Learn about down payments
If you’re ready to buy your first home but are short on the down payment, you’re not alone. Affording a down payment is the number one barrier to homeownership, and rising housing costs are presenting even bigger hurdles. The August 2021 Freddie Mac Housing Price Index showed a 19.67% year-over-year increase in home values. At the same time, more than 35% of non-homeowners say they do not have enough money to put toward a down payment, according to NerdWallet. Among millennials, the figures are even more disheartening, with 63% having set aside no money for a down payment.
But there’s good news. Down payment assistance programs, an often-overlooked resource, could be the missing piece of the financial puzzle to make your dream of homeownership a reality, and there are more than 2,500 such programs nationwide. According to Freddie Mac, here’s how to take advantage of down payment assistance:
DETERMINE YOUR ELIGIBILITY

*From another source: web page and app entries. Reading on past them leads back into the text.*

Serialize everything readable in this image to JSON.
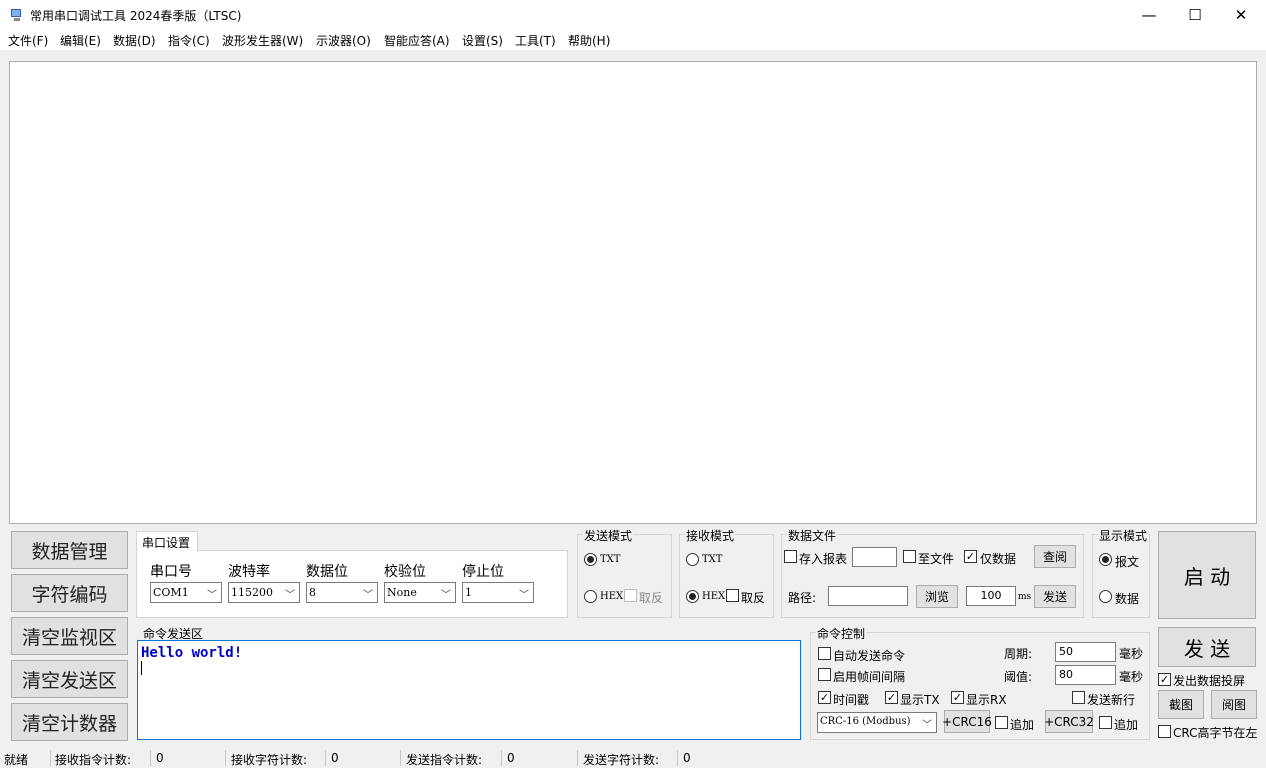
{
  "window": {
    "title": "常用串口调试工具 2024春季版（LTSC)",
    "minimize": "—",
    "maximize": "☐",
    "close": "✕"
  },
  "menu": [
    "文件(F)",
    "编辑(E)",
    "数据(D)",
    "指令(C)",
    "波形发生器(W)",
    "示波器(O)",
    "智能应答(A)",
    "设置(S)",
    "工具(T)",
    "帮助(H)"
  ],
  "left_buttons": [
    "数据管理",
    "字符编码",
    "清空监视区",
    "清空发送区",
    "清空计数器"
  ],
  "serial": {
    "tab": "串口设置",
    "port_label": "串口号",
    "port_value": "COM1",
    "baud_label": "波特率",
    "baud_value": "115200",
    "databits_label": "数据位",
    "databits_value": "8",
    "parity_label": "校验位",
    "parity_value": "None",
    "stopbits_label": "停止位",
    "stopbits_value": "1"
  },
  "send_mode": {
    "title": "发送模式",
    "txt": "TXT",
    "hex": "HEX",
    "invert": "取反",
    "selected": "TXT"
  },
  "recv_mode": {
    "title": "接收模式",
    "txt": "TXT",
    "hex": "HEX",
    "invert": "取反",
    "selected": "HEX"
  },
  "data_file": {
    "title": "数据文件",
    "save_report": "存入报表",
    "to_file": "至文件",
    "data_only": "仅数据",
    "query": "查阅",
    "path_label": "路径:",
    "path_value": "",
    "browse": "浏览",
    "interval": "100",
    "interval_unit": "ms",
    "send": "发送"
  },
  "display_mode": {
    "title": "显示模式",
    "report": "报文",
    "data": "数据",
    "selected": "报文"
  },
  "start_button": "启 动",
  "send_button": "发 送",
  "command_area": {
    "title": "命令发送区",
    "text": "Hello world!"
  },
  "cmd_control": {
    "title": "命令控制",
    "auto_send": "自动发送命令",
    "frame_interval": "启用帧间间隔",
    "period_label": "周期:",
    "period_value": "50",
    "period_unit": "毫秒",
    "threshold_label": "阈值:",
    "threshold_value": "80",
    "threshold_unit": "毫秒",
    "timestamp": "时间戳",
    "show_tx": "显示TX",
    "show_rx": "显示RX",
    "send_newline": "发送新行",
    "crc_type": "CRC-16 (Modbus)",
    "crc16": "+CRC16",
    "append1": "追加",
    "crc32": "+CRC32",
    "append2": "追加"
  },
  "right_panel": {
    "echo": "发出数据投屏",
    "screenshot": "截图",
    "view_image": "阅图",
    "crc_high": "CRC高字节在左"
  },
  "status": {
    "ready": "就绪",
    "recv_cmd_label": "接收指令计数:",
    "recv_cmd_value": "0",
    "recv_char_label": "接收字符计数:",
    "recv_char_value": "0",
    "send_cmd_label": "发送指令计数:",
    "send_cmd_value": "0",
    "send_char_label": "发送字符计数:",
    "send_char_value": "0"
  },
  "colors": {
    "command_text": "#0000cc",
    "window_bg": "#f0f0f0"
  }
}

Although eligibility requirements vary depending on the program, most down payment assistance programs have income eligibility requirements based on you as an individual borrower or your household. In addition, you usually must use the funds for your primary residence and be a first-time homebuyer.
Identify available programs by checking out trusted resources, including HUD’s directory of state programs and Down Payment Resource.
Your housing counselor or lender can also help you determine which programs you’re eligible for and work with the program’s administrator to help you secure financial assistance.
UNDERSTAND THE DIFFERENT TYPES OF HELP
Down payment assistance can take many forms, including grants from federal agencies, employers, community organizations, state and local housing finance agencies, and state and local governments.
There are also a number of down payment assistance loans available with attractive terms. For example, deferred payment second loans. These are secondary loans for which payments are not due until you sell, refinance or pay off the first mortgage loan. And for those looking to live in a rural area, USDA rural home loans are a favorable option, because they have no down payment requirement.
Tax credits are another form of assistance. Certain states and local governments, including housing finance agencies, issue mortgage credit certificates that reduce the amount of federal income tax you pay. This makes more money available upfront for your down payment or closing costs.
Freddie Mac offers consumer financial education, through its free CreditSmart online training course, that can help you learn about and qualify for other down payment assistance and help you purchase a new home.
The homebuying journey is complex, so don’t be afraid to seek expert help. Freddie Mac Borrower Help Centers and HUD-certified housing counselors can help you navigate the homebuying journey, make informed decisions along the way and ensure you’re financially prepared for long-term, successful homeownership. In addition to being trained to provide budget and credit advice, housing counselors can also provide guidance on the different types of mortgage assistance programs that may be right for you. To learn more, visit myhome.freddiemac.com.
If a down payment seems out of reach, don’t despair. Assistance programs could make your dreams of home ownership a reality.
This article is courtesy of StatePoint Media.